TitlePotential effect on water project yield of changed snowmelt runoff patterns
Publication TypeConference Proceedings
Year of Conference1994
AuthorsRoos, M.
Conference Name62nd Annual Western Snow Conference
Series TitleProceedings of the 62nd Annual Western Snow Conference
Date PublishedApril 1994
PublisherWestern Snow Conference
Conference LocationSante Fe, New Mexico
KeywordsAgricultural demand, Runoff patterns, Snowmelt

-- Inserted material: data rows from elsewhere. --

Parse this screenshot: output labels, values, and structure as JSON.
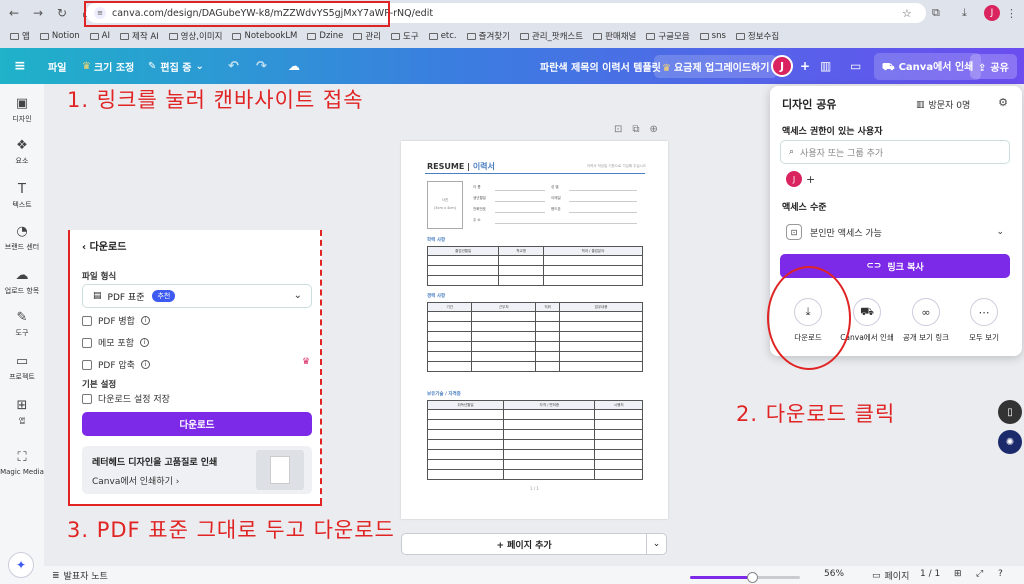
{
  "browser": {
    "url": "canva.com/design/DAGubeYW-k8/mZZWdvYS5gjMxY7aWP-rNQ/edit",
    "profile_initial": "J",
    "bookmarks": [
      "앱",
      "Notion",
      "AI",
      "제작 AI",
      "영상,이미지",
      "NotebookLM",
      "Dzine",
      "관리",
      "도구",
      "etc.",
      "즐겨찾기",
      "관리_팟캐스트",
      "판매채널",
      "구글모음",
      "sns",
      "정보수집"
    ]
  },
  "topbar": {
    "file": "파일",
    "resize": "크기 조정",
    "editing": "편집 중",
    "design_title": "파란색 제목의 이력서 템플릿",
    "upgrade": "요금제 업그레이드하기",
    "avatar": "J",
    "print": "Canva에서 인쇄",
    "share": "공유"
  },
  "left_rail": [
    "디자인",
    "요소",
    "텍스트",
    "브랜드 센터",
    "업로드 항목",
    "도구",
    "프로젝트",
    "앱",
    "Magic Media"
  ],
  "annotations": {
    "step1": "1. 링크를 눌러 캔바사이트 접속",
    "step2": "2. 다운로드 클릭",
    "step3": "3. PDF 표준 그대로 두고 다운로드"
  },
  "download_panel": {
    "back_label": "다운로드",
    "file_type_label": "파일 형식",
    "selected_type": "PDF 표준",
    "badge": "추천",
    "options": [
      "PDF 병합",
      "메모 포함",
      "PDF 압축"
    ],
    "basic_settings_label": "기본 설정",
    "save_settings": "다운로드 설정 저장",
    "download_button": "다운로드",
    "promo_title": "레터헤드 디자인을 고품질로 인쇄",
    "promo_link": "Canva에서 인쇄하기"
  },
  "resume": {
    "title_en": "RESUME",
    "title_ko": "이력서",
    "subtitle": "이력서 작성일 기준으로 기입해 주십시오",
    "photo_label": "사진",
    "photo_size": "(3cm x 4cm)",
    "fields_left": [
      "이  름",
      "생년월일",
      "전화번호",
      "주  소"
    ],
    "fields_right": [
      "성  별",
      "이메일",
      "핸드폰"
    ],
    "section_education": "학력 사항",
    "education_headers": [
      "졸업년월일",
      "학교명",
      "학과 / 졸업분야"
    ],
    "section_career": "경력 사항",
    "career_headers": [
      "기간",
      "근무처",
      "직위",
      "업무내용"
    ],
    "section_skills": "보유기술 / 자격증",
    "skills_headers": [
      "취득년월일",
      "자격 / 면허증",
      "시행처"
    ],
    "page_number": "1 / 1"
  },
  "add_page": "+ 페이지 추가",
  "share_panel": {
    "title": "디자인 공유",
    "visitors": "방문자 0명",
    "access_people_label": "액세스 권한이 있는 사용자",
    "input_placeholder": "사용자 또는 그룹 추가",
    "access_level_label": "액세스 수준",
    "access_level_value": "본인만 액세스 가능",
    "copy_link": "링크 복사",
    "options": [
      "다운로드",
      "Canva에서 인쇄",
      "공개 보기 링크",
      "모두 보기"
    ]
  },
  "bottombar": {
    "notes": "발표자 노트",
    "zoom": "56%",
    "pages": "페이지",
    "page_count": "1 / 1",
    "zoom_level": 0.56
  },
  "colors": {
    "annotation": "#e02424",
    "accent": "#7d2ae8",
    "resume_blue": "#4a7fc1"
  }
}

One of the potential changes of global warming would be a shift in runoff patterns in temperate zone mountains with less spring snowmelt and more direct winter rain runoff. The Mokelumne River, located in the central Sierra Nevada range of California, was examined to see how this shift in runoff pattern would affect water supply yield. The shift reduced April through July runoff by an average of 28 percent with a corresponding increase in winter runoff, some of which had to be released for flood control purposes. However, the loss in water project dependable urban supply was only 1 to 3 percent. Part of the reason for the small change was the fact that total reservoir storage capacity exceeds average annual runoff of the basin. Another factor was the relatively uniform monthly demand, which generates a smaller dry season draft than an equivalent annual agricultural demand. The level of demand also has an influence; water systems operating beyond their firm yield limit will be more stressed by changing runoff.